### Description of the task
State how many lines in the listing below include the word "master". Give nothing but the number.

### Data to use
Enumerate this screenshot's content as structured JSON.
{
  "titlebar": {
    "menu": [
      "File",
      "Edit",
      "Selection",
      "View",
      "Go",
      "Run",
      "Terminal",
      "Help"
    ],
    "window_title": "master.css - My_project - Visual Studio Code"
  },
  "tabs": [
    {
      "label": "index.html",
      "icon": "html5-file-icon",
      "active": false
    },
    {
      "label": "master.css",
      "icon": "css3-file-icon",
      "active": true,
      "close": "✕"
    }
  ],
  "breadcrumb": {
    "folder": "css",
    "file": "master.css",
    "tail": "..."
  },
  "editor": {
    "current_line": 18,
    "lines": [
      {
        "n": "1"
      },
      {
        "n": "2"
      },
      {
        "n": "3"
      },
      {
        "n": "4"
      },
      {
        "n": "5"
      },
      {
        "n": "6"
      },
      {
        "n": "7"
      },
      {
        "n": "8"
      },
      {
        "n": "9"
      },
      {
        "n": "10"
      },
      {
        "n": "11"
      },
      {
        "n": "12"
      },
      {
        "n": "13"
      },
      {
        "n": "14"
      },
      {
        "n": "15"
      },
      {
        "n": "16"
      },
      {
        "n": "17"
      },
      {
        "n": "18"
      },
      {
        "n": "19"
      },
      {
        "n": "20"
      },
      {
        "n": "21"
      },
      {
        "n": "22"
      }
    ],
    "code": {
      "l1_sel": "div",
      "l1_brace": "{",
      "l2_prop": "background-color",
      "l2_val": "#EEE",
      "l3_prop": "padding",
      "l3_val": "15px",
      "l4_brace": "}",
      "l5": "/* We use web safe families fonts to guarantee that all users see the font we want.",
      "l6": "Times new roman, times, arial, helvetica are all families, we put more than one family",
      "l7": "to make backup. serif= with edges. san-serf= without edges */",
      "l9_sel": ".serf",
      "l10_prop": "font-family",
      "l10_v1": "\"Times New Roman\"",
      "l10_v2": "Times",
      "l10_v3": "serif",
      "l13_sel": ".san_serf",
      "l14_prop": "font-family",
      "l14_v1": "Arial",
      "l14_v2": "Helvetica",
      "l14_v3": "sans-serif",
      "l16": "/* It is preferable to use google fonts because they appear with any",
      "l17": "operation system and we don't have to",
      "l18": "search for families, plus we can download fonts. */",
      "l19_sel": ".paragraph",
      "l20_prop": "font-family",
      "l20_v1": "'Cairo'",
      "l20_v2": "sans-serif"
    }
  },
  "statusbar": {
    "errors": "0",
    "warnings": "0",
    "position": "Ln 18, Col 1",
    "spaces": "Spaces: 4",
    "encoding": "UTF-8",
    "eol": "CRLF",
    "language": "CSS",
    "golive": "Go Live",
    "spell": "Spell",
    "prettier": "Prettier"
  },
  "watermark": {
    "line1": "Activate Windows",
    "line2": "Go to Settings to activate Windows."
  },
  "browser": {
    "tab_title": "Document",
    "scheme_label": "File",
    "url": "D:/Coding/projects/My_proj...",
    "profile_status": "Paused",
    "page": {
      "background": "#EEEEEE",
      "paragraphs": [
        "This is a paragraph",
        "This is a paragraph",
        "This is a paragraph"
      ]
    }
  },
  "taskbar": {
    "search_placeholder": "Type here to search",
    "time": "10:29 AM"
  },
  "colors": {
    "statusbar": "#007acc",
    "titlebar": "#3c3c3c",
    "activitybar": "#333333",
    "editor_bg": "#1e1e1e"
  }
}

### Response to the exercise
3